                The Fat Man’s Monologue is the ultimate book for anyone who loves to read about food, have a good laugh, and indulge in a little food porn via the delicious recipes within the pages. It is the story of a very overweight man who just doesn’t give a care about exercise, eating right, or what anyone has to say about the matter. It is told entirely from his point of view and the book follows him as he writes about his foodie adventures in his popular blog and juggles his very active love life, a love life that would make most any man blush. He doesn’t have a lot of luck maintaining the relationships but he does seem to have a lot of them. For someone who is an acknowledged fat nerd, he sure does get a lot of women. Everything is written with a healthy dose of humour which makes this one of the most enjoyable books I have read in a long time. The author is unapologetic about his weight and love of all things edible and he readily admits his flaws. It’s this ability to look at himself honestly, both the good and bad aspects, that makes him so very likeable. His relationships with various people are wonderfully explored throughout the book. A former student, Aviram, who is now a chef, becomes a very close friend and some of their discussions about food were my favourite parts of the book. The chemistry between him and Tanya, one of his love interests, oozes off the page and the dialogue between him and Tanya’s teenage daughter, Gali, is funny and truthful. The book travels throughout various places such as Israel, Italy and the U.K. The writing about the various foods native to these areas is so vivid that my mouth was literally watering. The recipes are wonderful and, because the author’s mother was a Polish Jewish woman, I was extra interested in her recipes and ways of preparing food because I can make them for my Polish husband. This is an extremely easy book to read because the writing flows along smoothly and the author had me cracking up the whole way through the book. There is one paragraph discussing “rope poop” that was so blunt that it couldn’t be anything else but funny.

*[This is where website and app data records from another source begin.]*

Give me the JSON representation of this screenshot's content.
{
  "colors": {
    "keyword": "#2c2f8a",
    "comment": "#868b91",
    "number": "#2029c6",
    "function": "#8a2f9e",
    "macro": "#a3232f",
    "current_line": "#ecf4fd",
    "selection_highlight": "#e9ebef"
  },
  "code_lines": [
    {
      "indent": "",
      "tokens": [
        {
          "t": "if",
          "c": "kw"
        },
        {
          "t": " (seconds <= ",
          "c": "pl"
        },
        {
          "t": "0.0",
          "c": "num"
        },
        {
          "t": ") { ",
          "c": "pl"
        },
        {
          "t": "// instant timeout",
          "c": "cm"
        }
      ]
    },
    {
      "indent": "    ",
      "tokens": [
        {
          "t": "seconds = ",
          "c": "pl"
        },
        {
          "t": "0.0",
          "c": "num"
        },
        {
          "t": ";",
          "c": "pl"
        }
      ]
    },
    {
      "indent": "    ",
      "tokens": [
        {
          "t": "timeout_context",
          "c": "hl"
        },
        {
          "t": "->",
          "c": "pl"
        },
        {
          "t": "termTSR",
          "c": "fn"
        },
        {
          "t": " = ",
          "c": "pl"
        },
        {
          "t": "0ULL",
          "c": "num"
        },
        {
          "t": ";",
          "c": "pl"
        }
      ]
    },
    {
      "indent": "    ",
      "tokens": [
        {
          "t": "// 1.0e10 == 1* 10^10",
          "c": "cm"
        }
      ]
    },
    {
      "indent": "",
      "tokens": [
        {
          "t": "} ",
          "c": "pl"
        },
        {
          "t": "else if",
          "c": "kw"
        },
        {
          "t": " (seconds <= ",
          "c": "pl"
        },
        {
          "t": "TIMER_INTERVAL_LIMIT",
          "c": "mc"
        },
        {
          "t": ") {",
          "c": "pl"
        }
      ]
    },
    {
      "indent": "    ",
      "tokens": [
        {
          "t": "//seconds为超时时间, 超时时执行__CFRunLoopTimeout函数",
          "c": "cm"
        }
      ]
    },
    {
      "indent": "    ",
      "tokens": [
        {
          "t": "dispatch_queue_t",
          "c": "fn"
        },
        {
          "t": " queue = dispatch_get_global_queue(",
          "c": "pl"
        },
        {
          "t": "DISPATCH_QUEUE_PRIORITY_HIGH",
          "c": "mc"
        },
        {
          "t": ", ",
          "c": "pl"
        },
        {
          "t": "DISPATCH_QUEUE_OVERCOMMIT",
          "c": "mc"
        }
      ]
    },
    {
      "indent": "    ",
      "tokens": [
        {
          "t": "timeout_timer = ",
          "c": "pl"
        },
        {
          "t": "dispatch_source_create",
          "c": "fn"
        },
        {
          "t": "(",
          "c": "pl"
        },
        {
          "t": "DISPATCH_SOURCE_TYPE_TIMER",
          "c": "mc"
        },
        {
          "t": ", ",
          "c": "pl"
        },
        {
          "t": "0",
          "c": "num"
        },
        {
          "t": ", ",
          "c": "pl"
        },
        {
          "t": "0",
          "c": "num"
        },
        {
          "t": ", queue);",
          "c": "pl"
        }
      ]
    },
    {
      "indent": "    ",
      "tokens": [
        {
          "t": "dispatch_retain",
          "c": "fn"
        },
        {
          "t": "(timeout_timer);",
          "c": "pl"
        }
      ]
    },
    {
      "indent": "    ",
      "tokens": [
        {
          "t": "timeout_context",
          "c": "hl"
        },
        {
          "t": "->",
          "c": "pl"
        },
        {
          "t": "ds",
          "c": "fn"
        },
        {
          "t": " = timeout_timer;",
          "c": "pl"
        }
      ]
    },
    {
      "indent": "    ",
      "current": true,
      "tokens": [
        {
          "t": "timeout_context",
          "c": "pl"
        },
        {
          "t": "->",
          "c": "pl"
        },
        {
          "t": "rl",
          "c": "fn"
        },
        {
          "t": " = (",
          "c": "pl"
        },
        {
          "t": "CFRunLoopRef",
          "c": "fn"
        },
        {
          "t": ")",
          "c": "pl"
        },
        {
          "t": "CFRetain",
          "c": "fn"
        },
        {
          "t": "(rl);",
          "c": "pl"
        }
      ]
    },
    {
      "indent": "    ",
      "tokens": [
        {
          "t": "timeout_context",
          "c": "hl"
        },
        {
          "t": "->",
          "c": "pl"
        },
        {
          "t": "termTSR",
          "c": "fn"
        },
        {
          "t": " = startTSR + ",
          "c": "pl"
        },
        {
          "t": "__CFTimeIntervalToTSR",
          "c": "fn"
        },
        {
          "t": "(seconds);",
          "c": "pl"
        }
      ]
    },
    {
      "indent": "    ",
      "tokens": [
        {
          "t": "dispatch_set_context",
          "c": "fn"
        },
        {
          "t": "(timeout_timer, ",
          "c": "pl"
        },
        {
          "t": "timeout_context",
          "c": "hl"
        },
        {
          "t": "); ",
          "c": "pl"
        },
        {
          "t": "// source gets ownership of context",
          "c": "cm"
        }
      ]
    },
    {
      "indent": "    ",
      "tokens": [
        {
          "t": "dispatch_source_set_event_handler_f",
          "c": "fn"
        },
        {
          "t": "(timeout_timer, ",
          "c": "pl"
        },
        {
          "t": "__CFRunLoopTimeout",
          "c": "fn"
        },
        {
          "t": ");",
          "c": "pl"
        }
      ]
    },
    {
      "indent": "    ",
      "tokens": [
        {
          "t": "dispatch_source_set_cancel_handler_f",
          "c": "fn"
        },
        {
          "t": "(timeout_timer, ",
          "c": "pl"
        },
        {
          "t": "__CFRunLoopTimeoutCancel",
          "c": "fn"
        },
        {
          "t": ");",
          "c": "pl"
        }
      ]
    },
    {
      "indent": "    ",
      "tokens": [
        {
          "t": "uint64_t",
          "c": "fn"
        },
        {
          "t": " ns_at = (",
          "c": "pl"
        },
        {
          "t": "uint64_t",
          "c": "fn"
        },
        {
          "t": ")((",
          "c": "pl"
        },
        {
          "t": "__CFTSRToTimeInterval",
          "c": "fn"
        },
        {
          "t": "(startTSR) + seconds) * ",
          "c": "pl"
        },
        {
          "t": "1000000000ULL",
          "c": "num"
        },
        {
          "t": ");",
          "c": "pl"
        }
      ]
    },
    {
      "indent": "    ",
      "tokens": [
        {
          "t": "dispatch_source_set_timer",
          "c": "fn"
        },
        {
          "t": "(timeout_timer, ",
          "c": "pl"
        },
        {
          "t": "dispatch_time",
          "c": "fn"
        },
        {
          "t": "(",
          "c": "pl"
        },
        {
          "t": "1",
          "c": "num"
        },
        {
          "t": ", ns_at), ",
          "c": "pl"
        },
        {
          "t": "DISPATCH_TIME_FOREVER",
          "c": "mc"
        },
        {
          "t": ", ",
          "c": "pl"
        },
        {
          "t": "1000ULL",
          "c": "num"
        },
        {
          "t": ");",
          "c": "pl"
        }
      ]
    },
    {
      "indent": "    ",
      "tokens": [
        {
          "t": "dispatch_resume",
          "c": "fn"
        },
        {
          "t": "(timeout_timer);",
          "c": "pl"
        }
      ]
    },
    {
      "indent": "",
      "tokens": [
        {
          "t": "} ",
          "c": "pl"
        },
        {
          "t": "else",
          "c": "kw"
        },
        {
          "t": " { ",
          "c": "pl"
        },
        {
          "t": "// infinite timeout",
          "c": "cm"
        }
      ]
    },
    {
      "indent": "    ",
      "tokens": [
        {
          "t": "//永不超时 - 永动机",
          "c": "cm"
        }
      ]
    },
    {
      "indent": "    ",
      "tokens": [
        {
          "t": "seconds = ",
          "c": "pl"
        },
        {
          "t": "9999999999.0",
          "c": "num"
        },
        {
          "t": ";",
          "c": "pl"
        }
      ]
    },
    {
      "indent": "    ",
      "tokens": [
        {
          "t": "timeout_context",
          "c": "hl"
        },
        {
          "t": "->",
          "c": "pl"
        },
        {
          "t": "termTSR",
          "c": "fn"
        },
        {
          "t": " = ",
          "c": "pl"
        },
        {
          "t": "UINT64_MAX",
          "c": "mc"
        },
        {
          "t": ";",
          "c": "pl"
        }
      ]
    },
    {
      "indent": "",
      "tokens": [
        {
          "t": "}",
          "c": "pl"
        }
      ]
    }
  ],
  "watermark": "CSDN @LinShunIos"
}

                The front cover is different and unique but really didn’t draw my attention as much as the title did. I read this in a digital format and it worked very well on my ereader. This book will delight and amuse foodies all over.